# Your goal
Search the records for the word "data" and report each line that has it.
+--
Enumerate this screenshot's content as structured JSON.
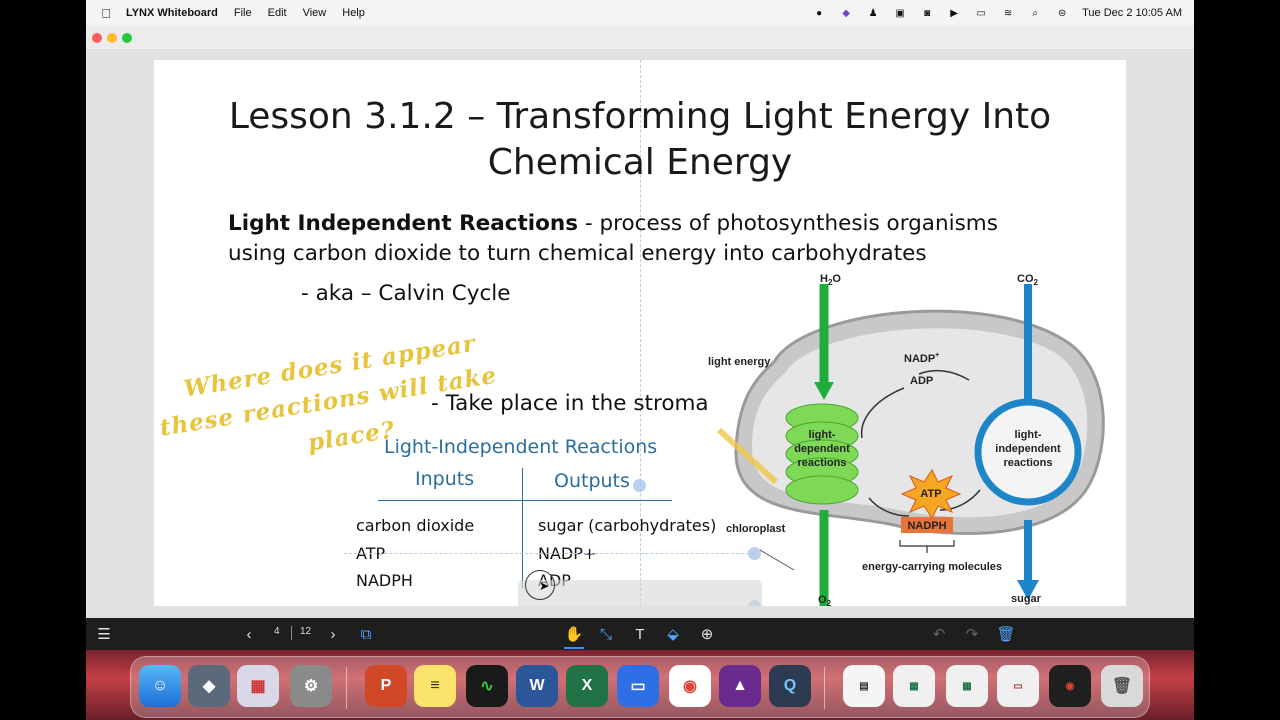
{
  "menubar": {
    "app_name": "LYNX Whiteboard",
    "menus": [
      "File",
      "Edit",
      "View",
      "Help"
    ],
    "clock": "Tue Dec 2  10:05 AM"
  },
  "slide": {
    "title_line1": "Lesson 3.1.2 – Transforming Light Energy Into",
    "title_line2": "Chemical Energy",
    "definition_term": "Light Independent Reactions",
    "definition_rest": " - process of photosynthesis organisms",
    "definition_line2": "using carbon dioxide to turn chemical energy into carbohydrates",
    "aka": "- aka – Calvin Cycle",
    "location": "- Take place in the stroma",
    "handwriting": [
      "Where does it appear",
      "these reactions will take",
      "place?"
    ],
    "table": {
      "title": "Light-Independent Reactions",
      "headers": [
        "Inputs",
        "Outputs"
      ],
      "inputs": [
        "carbon dioxide",
        "ATP",
        "NADPH"
      ],
      "outputs": [
        "sugar (carbohydrates)",
        "NADP+",
        "ADP"
      ]
    }
  },
  "diagram": {
    "h2o": "H",
    "h2o_sub": "2",
    "h2o_o": "O",
    "co2": "CO",
    "co2_sub": "2",
    "light_energy": "light energy",
    "nadp_plus": "NADP",
    "nadp_sup": "+",
    "adp": "ADP",
    "light_dependent": [
      "light-",
      "dependent",
      "reactions"
    ],
    "light_independent": [
      "light-",
      "independent",
      "reactions"
    ],
    "atp": "ATP",
    "nadph": "NADPH",
    "chloroplast": "chloroplast",
    "energy_carrying": "energy-carrying molecules",
    "o2": "O",
    "o2_sub": "2",
    "sugar": "sugar",
    "colors": {
      "green": "#1fae3c",
      "blue": "#1e86c8",
      "atp": "#f5a623",
      "nadph": "#e8743b"
    }
  },
  "toolbar": {
    "page_current": "4",
    "page_total": "12"
  }
}
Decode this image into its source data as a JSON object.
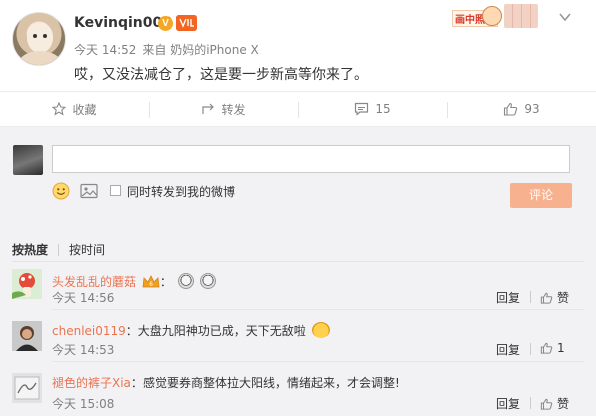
{
  "post": {
    "username": "Kevinqin008",
    "verified_badge": "V",
    "time": "今天 14:52",
    "source": "来自 奶妈的iPhone X",
    "text": "哎，又没法减仓了，这是要一步新高等你来了。",
    "sticker_label": "画中照山",
    "icons": {
      "verified": "v-badge-icon",
      "more": "chevron-down-icon"
    }
  },
  "actions": [
    {
      "label": "收藏",
      "icon": "star-icon"
    },
    {
      "label": "转发",
      "icon": "share-icon"
    },
    {
      "label": "15",
      "icon": "comment-icon"
    },
    {
      "label": "93",
      "icon": "thumbs-up-icon"
    }
  ],
  "composer": {
    "placeholder": "",
    "forward_label": "同时转发到我的微博",
    "submit_label": "评论"
  },
  "sort": {
    "by_hot": "按热度",
    "by_time": "按时间"
  },
  "comments": [
    {
      "user": "头发乱乱的蘑菇",
      "suffix": "：",
      "text": "",
      "time": "今天 14:56",
      "reply": "回复",
      "like_label": "赞"
    },
    {
      "user": "chenlei0119",
      "suffix": "：",
      "text": "大盘九阳神功已成，天下无敌啦",
      "time": "今天 14:53",
      "reply": "回复",
      "like_label": "1"
    },
    {
      "user": "褪色的裤子Xia",
      "suffix": "：",
      "text": "感觉要券商整体拉大阳线，情绪起来，才会调整!",
      "time": "今天 15:08",
      "reply": "回复",
      "like_label": "赞"
    }
  ],
  "colors": {
    "accent": "#eb7350",
    "submit": "#f8b18e",
    "badge": "#f6a623",
    "background": "#f2f2f5"
  }
}
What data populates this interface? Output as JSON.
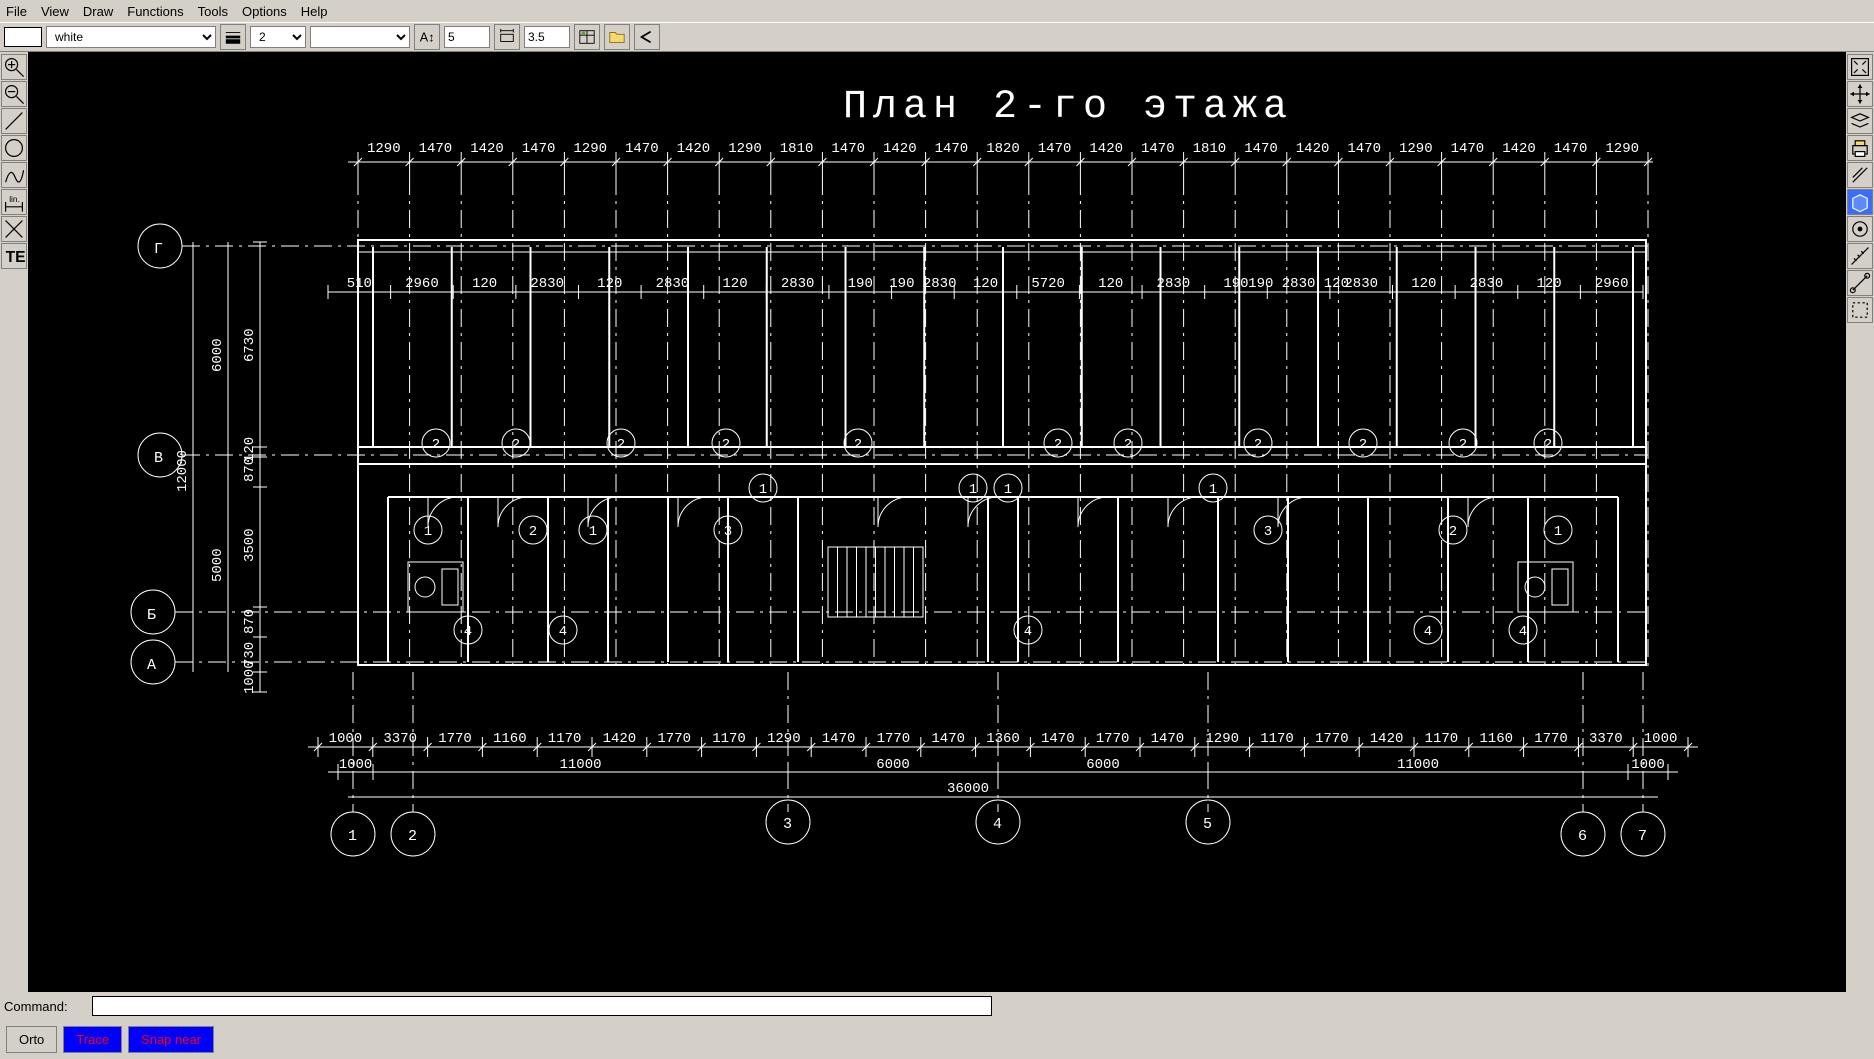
{
  "menu": {
    "items": [
      "File",
      "View",
      "Draw",
      "Functions",
      "Tools",
      "Options",
      "Help"
    ]
  },
  "toolbar": {
    "color_dropdown": "white",
    "lineweight_dropdown": "2",
    "linetype_dropdown": "",
    "textsize": "5",
    "dim_size": "3.5"
  },
  "left_tools": [
    "zoom-in",
    "zoom-out",
    "line",
    "circle",
    "curve",
    "dimension",
    "trim",
    "text"
  ],
  "right_tools": [
    "window-fit",
    "pan-arrows",
    "layers",
    "print",
    "copy",
    "3d",
    "properties",
    "measure",
    "align",
    "select-box"
  ],
  "drawing": {
    "title": "План 2-го этажа",
    "top_dims": [
      "1290",
      "1470",
      "1420",
      "1470",
      "1290",
      "1470",
      "1420",
      "1290",
      "1810",
      "1470",
      "1420",
      "1470",
      "1820",
      "1470",
      "1420",
      "1470",
      "1810",
      "1470",
      "1420",
      "1470",
      "1290",
      "1470",
      "1420",
      "1470",
      "1290"
    ],
    "upper_inner_dims": [
      "510",
      "2960",
      "120",
      "2830",
      "120",
      "2830",
      "120",
      "2830",
      "190",
      "190 2830",
      "120",
      "5720",
      "120",
      "2830",
      "190",
      "190 2830 120",
      "2830",
      "120",
      "2830",
      "120",
      "2960"
    ],
    "left_dims_outer": "12000",
    "left_dims_mid": [
      "6000",
      "5000"
    ],
    "left_dims_bub": [
      "6730",
      "120",
      "870",
      "3500",
      "870",
      "730",
      "1000"
    ],
    "row3_circles_top": [
      "2",
      "2",
      "2",
      "2",
      "2",
      "2",
      "2",
      "2",
      "2",
      "2",
      "2"
    ],
    "row_ones": [
      "1",
      "1",
      "1",
      "1"
    ],
    "mixed_row": [
      "1",
      "2",
      "1",
      "3",
      "3",
      "2",
      "1"
    ],
    "row_four": [
      "4",
      "4",
      "4",
      "4",
      "4"
    ],
    "bottom_dims": [
      "1000",
      "3370",
      "1770",
      "1160",
      "1170",
      "1420",
      "1770",
      "1170",
      "1290",
      "1470",
      "1770",
      "1470",
      "1360",
      "1470",
      "1770",
      "1470",
      "1290",
      "1170",
      "1770",
      "1420",
      "1170",
      "1160",
      "1770",
      "3370",
      "1000"
    ],
    "bottom_dims_mid": [
      "1000",
      "11000",
      "6000",
      "6000",
      "11000",
      "1000"
    ],
    "bottom_total": "36000",
    "col_bubbles": [
      "1",
      "2",
      "3",
      "4",
      "5",
      "6",
      "7"
    ],
    "row_bubbles_left": [
      "Г",
      "В",
      "Б",
      "А"
    ]
  },
  "command": {
    "label": "Command:",
    "value": ""
  },
  "status": {
    "orto": "Orto",
    "trace": "Trace",
    "snap": "Snap near"
  }
}
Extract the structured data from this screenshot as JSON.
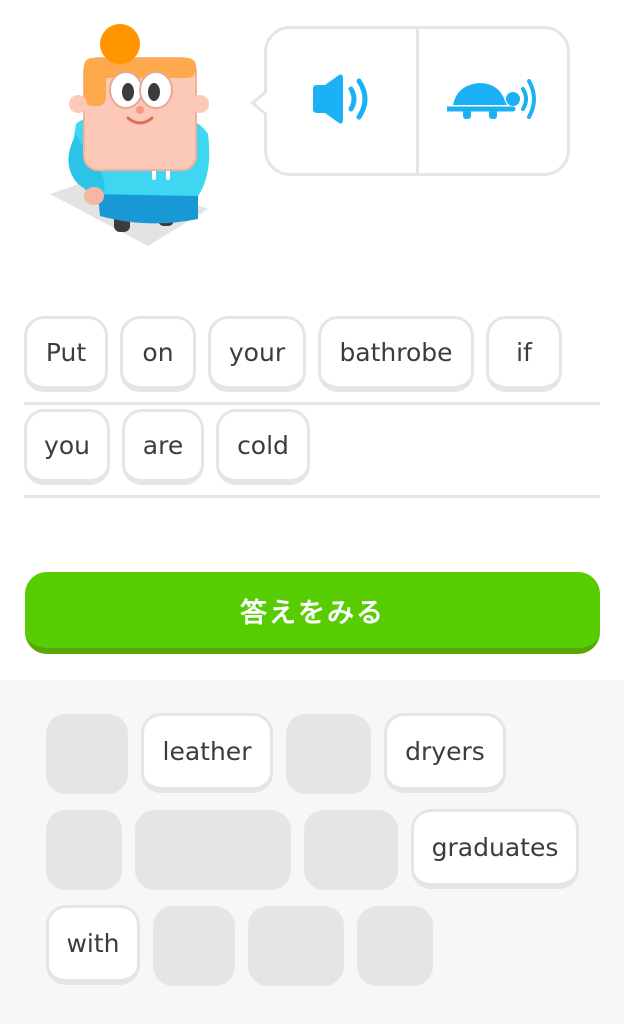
{
  "answer": {
    "line1": [
      "Put",
      "on",
      "your",
      "bathrobe",
      "if"
    ],
    "line2": [
      "you",
      "are",
      "cold"
    ]
  },
  "check_button_label": "答えをみる",
  "bank": {
    "words": [
      "leather",
      "dryers",
      "graduates",
      "with"
    ]
  },
  "colors": {
    "accent_green": "#58cc02",
    "audio_blue": "#1cb0f6",
    "tile_border": "#e5e5e5"
  },
  "icons": [
    "speaker-icon",
    "slow-turtle-icon"
  ]
}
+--
# Output below
Decode this image into its source data as a JSON object.
What data populates this interface? Output as JSON.
Extract the structured data from this screenshot as JSON.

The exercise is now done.